---------- DATA PROVIDED ----------
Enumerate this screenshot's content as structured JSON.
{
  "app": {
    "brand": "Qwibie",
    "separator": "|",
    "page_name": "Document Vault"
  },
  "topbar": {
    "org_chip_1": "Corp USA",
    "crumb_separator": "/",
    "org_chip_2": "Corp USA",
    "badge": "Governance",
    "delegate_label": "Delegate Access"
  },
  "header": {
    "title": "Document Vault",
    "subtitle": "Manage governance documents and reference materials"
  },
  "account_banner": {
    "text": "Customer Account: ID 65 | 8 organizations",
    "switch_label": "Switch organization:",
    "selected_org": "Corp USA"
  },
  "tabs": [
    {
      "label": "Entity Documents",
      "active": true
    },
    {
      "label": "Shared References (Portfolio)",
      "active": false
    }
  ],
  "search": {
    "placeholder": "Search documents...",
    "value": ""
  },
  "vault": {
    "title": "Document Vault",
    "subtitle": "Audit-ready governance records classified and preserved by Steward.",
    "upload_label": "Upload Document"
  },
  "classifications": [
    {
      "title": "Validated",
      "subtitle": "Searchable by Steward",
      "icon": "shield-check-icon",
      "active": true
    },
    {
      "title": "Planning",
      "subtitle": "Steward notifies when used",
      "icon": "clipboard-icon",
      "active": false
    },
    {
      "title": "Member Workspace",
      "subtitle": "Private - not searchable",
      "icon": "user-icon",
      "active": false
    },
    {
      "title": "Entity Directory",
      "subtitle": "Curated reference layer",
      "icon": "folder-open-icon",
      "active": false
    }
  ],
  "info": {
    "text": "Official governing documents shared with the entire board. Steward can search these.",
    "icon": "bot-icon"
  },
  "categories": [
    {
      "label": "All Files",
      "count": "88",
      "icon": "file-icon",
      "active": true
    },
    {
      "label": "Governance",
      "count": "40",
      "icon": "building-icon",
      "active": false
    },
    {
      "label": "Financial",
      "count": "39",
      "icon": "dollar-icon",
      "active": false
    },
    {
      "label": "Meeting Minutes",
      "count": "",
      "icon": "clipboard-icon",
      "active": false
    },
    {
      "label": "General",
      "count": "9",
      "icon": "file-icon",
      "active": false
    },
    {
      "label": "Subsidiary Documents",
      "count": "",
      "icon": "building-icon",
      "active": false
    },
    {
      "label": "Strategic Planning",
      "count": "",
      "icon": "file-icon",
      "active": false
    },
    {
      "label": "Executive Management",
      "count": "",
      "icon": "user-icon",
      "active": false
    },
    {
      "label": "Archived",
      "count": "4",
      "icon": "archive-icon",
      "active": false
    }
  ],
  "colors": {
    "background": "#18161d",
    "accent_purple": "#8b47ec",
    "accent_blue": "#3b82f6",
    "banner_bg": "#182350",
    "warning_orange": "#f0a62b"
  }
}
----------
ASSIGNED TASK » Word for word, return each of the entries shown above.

OUTPUT FOR THIS TASK »
Enumerate this screenshot's content as structured JSON.
{
  "app": {
    "brand": "Qwibie",
    "separator": "|",
    "page_name": "Document Vault"
  },
  "topbar": {
    "org_chip_1": "Corp USA",
    "crumb_separator": "/",
    "org_chip_2": "Corp USA",
    "badge": "Governance",
    "delegate_label": "Delegate Access"
  },
  "header": {
    "title": "Document Vault",
    "subtitle": "Manage governance documents and reference materials"
  },
  "account_banner": {
    "text": "Customer Account: ID 65 | 8 organizations",
    "switch_label": "Switch organization:",
    "selected_org": "Corp USA"
  },
  "tabs": [
    {
      "label": "Entity Documents",
      "active": true
    },
    {
      "label": "Shared References (Portfolio)",
      "active": false
    }
  ],
  "search": {
    "placeholder": "Search documents...",
    "value": ""
  },
  "vault": {
    "title": "Document Vault",
    "subtitle": "Audit-ready governance records classified and preserved by Steward.",
    "upload_label": "Upload Document"
  },
  "classifications": [
    {
      "title": "Validated",
      "subtitle": "Searchable by Steward",
      "icon": "shield-check-icon",
      "active": true
    },
    {
      "title": "Planning",
      "subtitle": "Steward notifies when used",
      "icon": "clipboard-icon",
      "active": false
    },
    {
      "title": "Member Workspace",
      "subtitle": "Private - not searchable",
      "icon": "user-icon",
      "active": false
    },
    {
      "title": "Entity Directory",
      "subtitle": "Curated reference layer",
      "icon": "folder-open-icon",
      "active": false
    }
  ],
  "info": {
    "text": "Official governing documents shared with the entire board. Steward can search these.",
    "icon": "bot-icon"
  },
  "categories": [
    {
      "label": "All Files",
      "count": "88",
      "icon": "file-icon",
      "active": true
    },
    {
      "label": "Governance",
      "count": "40",
      "icon": "building-icon",
      "active": false
    },
    {
      "label": "Financial",
      "count": "39",
      "icon": "dollar-icon",
      "active": false
    },
    {
      "label": "Meeting Minutes",
      "count": "",
      "icon": "clipboard-icon",
      "active": false
    },
    {
      "label": "General",
      "count": "9",
      "icon": "file-icon",
      "active": false
    },
    {
      "label": "Subsidiary Documents",
      "count": "",
      "icon": "building-icon",
      "active": false
    },
    {
      "label": "Strategic Planning",
      "count": "",
      "icon": "file-icon",
      "active": false
    },
    {
      "label": "Executive Management",
      "count": "",
      "icon": "user-icon",
      "active": false
    },
    {
      "label": "Archived",
      "count": "4",
      "icon": "archive-icon",
      "active": false
    }
  ],
  "colors": {
    "background": "#18161d",
    "accent_purple": "#8b47ec",
    "accent_blue": "#3b82f6",
    "banner_bg": "#182350",
    "warning_orange": "#f0a62b"
  }
}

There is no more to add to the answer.